Life at the Club
Transporting you back to a gentler time, the Club occupies an outstanding piece of land in Dorval and certainly the most beautiful property found along the entire shore, reaching out into the waters of Lake St. Louis. The Club is generally open for the use of members and their guests five days a week, from Tuesday to Saturday. The Club is a 20-minute drive from downtown Montreal and a 10-minute drive from Montreal-Trudeau Airport. The unique attractiveness of the Club is a blend of many factors: its stunning location, the warmth of its appointments in the various salons, and its ambiance that gently wraps itself around you… you are home.
Transporting you back to a gentler time
Your Gateway to a World of Exceptional Clubs
Established since 1884
In 1880, Frank Stephen built a cottage known as ‘Mapleband’ in Cartierville, and in 1884 it became the first home of the Forest & Stream Club.
It was decided that ‘Mapleband’ would be held in trust for the Forest & Stream. Along with the property came its contents, including the silverware engraved with the initials of Frank Stephen (‘FS’) most likely influencing the naming of this new country club.
The Club was formed by Frank Stephen and some of his gentlemen friends and associates on November 27, 1884 at a meeting held at the St. Lawrence Hall in Montreal. The Club’s original founders were Andrew Allan, James Bryce Allan, Hugh Montagu Allan, Louis Joseph Forget, Hartland St. Claire MacDougall, Hugh Paton, and Frank Stephen. It was formed with 15 shareholders.
The by-laws and constitution were established: The objective of the Club, as stated in the charter were ‘(…) for the encouragement of driving, boating, fishing and other sports, and for the maintenance of a country place for social gathering and purposes of amusement (…)’.
In 1872 Alfred Brown, then Chairman of the Grand Trunk Railway and a Director of the Bank of Montreal, purchased his waterfront lot projecting into the waters of Lake St. Louis, and on this remarkable site, Brown built his mansion. Mr. Brown gave his property the name of ‘Bel-Air’. The three-building estate consisted of the main residence, the carriage house, and the gatehouse. The estate became his summer residence and was completed in 1878. Mr. Brown also arranged to have a Grand Trunk Railway station built nearby which was named the ‘Bel-Air’ station, today known as Pine Beach Station, to facilitate his guests’ access to his estate.
During the late 19th century, Bel-Air also served as the clubhouse of the Bel-Air Race Track.
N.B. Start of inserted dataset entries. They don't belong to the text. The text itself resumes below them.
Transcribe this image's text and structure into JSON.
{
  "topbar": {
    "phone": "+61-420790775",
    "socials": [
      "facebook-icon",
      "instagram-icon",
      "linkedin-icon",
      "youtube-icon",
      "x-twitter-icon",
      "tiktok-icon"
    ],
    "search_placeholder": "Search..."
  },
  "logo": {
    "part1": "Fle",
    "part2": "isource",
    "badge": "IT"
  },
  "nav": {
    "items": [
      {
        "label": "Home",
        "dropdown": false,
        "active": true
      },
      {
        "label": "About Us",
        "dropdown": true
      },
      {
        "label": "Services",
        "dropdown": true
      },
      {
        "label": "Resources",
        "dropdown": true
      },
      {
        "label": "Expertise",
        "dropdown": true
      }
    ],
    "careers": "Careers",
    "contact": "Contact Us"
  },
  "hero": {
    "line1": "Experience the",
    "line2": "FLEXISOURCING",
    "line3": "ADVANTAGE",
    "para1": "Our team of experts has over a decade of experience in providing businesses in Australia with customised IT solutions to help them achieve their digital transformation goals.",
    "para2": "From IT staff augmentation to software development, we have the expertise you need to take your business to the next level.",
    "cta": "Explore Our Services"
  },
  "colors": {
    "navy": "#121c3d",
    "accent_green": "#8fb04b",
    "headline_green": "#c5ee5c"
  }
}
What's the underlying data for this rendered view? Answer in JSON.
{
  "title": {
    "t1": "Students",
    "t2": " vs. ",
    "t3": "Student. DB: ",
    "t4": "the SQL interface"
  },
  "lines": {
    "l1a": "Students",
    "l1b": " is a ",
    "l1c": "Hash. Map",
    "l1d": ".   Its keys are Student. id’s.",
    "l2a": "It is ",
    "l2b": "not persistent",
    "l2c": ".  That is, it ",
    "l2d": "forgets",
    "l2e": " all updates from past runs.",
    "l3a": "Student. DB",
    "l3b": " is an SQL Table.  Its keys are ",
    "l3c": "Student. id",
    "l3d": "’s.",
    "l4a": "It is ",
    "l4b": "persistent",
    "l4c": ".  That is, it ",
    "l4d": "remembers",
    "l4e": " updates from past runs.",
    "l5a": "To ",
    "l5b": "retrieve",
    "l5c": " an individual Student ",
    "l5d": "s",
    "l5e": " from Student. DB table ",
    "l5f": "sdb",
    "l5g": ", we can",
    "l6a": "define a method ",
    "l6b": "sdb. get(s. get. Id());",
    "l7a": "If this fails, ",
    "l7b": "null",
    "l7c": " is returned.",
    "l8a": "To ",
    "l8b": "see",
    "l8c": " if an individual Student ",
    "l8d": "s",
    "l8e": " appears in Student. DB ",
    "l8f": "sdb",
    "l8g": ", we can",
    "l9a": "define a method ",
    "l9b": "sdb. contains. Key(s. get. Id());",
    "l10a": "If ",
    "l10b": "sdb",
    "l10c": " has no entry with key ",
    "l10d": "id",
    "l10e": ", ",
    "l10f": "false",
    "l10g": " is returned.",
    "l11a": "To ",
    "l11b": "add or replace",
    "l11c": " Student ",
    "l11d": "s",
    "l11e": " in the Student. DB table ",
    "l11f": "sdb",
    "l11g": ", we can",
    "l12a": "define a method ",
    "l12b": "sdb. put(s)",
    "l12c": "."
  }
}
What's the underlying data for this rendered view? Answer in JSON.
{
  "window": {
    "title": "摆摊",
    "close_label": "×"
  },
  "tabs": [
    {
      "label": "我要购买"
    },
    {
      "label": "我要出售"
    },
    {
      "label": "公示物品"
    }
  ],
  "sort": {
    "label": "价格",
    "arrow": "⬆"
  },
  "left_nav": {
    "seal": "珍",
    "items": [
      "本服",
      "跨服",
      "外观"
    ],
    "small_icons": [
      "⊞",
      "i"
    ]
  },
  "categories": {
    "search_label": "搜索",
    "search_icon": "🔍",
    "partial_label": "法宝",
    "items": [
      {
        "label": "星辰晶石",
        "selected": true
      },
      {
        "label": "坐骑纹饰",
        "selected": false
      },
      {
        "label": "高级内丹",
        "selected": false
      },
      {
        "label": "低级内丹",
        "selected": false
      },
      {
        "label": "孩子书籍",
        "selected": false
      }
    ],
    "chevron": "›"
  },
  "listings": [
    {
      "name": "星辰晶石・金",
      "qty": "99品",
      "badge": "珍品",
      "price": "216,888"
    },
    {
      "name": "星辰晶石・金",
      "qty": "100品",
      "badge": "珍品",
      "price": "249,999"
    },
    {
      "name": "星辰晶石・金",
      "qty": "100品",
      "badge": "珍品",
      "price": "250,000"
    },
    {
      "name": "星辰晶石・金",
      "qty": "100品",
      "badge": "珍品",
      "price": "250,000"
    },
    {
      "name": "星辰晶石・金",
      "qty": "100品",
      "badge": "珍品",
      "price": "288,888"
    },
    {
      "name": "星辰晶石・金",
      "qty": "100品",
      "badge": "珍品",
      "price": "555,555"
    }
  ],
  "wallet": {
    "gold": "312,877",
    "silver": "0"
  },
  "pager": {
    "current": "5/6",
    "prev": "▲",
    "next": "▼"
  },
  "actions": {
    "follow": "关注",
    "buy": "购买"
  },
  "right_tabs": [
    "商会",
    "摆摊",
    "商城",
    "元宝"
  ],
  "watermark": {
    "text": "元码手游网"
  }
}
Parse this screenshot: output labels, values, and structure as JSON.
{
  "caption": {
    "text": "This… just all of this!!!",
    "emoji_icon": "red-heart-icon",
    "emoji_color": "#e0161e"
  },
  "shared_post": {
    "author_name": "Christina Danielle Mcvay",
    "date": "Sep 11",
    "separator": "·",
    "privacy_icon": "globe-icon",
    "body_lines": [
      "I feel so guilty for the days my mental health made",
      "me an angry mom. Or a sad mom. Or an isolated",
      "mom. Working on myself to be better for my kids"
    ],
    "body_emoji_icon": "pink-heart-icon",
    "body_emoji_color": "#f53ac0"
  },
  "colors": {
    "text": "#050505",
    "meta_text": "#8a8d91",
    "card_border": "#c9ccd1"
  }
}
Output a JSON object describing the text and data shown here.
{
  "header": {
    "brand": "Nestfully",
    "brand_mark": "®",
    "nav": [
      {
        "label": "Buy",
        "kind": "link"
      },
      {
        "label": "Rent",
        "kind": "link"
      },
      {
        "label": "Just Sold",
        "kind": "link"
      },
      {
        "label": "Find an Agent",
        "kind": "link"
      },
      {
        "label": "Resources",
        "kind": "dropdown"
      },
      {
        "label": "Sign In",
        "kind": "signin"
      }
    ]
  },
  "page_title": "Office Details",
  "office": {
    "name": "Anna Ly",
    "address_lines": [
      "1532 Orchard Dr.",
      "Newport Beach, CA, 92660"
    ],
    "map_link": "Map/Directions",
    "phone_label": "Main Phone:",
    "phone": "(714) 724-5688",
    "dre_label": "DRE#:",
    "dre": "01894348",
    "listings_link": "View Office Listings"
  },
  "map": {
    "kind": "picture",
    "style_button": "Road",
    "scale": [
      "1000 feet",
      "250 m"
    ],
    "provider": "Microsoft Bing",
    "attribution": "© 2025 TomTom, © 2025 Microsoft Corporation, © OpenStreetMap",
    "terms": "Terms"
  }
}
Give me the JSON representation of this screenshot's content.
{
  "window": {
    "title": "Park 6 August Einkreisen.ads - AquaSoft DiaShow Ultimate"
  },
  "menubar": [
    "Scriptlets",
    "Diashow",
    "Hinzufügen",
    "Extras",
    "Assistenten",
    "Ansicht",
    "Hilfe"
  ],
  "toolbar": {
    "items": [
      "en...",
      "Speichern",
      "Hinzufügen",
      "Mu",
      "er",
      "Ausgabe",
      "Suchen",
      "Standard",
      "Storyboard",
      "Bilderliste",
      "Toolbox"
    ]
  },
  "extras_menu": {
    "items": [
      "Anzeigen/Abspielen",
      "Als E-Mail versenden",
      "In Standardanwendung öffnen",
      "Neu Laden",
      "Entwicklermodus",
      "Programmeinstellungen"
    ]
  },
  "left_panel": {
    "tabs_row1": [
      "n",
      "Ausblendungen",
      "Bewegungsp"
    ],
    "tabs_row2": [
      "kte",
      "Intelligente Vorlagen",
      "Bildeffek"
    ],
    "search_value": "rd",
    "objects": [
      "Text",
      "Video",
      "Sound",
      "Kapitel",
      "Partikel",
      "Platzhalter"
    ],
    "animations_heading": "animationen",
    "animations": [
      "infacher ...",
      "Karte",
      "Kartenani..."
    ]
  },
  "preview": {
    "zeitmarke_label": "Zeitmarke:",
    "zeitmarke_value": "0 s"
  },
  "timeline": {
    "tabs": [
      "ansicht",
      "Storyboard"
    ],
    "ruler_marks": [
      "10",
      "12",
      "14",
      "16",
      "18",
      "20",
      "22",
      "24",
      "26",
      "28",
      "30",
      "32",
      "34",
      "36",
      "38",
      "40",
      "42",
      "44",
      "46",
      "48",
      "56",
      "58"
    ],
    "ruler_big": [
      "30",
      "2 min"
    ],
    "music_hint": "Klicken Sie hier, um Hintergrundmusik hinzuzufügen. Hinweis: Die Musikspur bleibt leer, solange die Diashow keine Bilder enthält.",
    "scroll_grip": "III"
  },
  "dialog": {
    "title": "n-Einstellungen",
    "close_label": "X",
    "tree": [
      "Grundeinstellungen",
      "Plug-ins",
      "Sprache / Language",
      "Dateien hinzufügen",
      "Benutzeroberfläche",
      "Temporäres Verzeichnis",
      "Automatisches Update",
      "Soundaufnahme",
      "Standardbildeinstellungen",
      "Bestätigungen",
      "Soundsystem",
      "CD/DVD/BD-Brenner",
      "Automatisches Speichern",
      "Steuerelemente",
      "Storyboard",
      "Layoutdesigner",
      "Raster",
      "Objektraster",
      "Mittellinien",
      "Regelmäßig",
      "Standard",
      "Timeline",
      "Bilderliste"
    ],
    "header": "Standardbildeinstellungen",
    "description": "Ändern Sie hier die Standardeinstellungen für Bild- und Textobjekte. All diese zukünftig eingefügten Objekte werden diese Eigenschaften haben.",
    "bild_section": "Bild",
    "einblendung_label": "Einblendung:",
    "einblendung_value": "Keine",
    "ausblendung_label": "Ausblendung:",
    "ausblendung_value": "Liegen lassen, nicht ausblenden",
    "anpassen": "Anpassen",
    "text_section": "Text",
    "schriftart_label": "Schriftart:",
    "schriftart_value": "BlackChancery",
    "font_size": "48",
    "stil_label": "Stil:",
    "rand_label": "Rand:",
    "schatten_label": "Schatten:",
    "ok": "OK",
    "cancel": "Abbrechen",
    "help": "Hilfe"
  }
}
He passed his estate to his heirs to be sold in 1888 to the Forest & Stream Club for $30,000.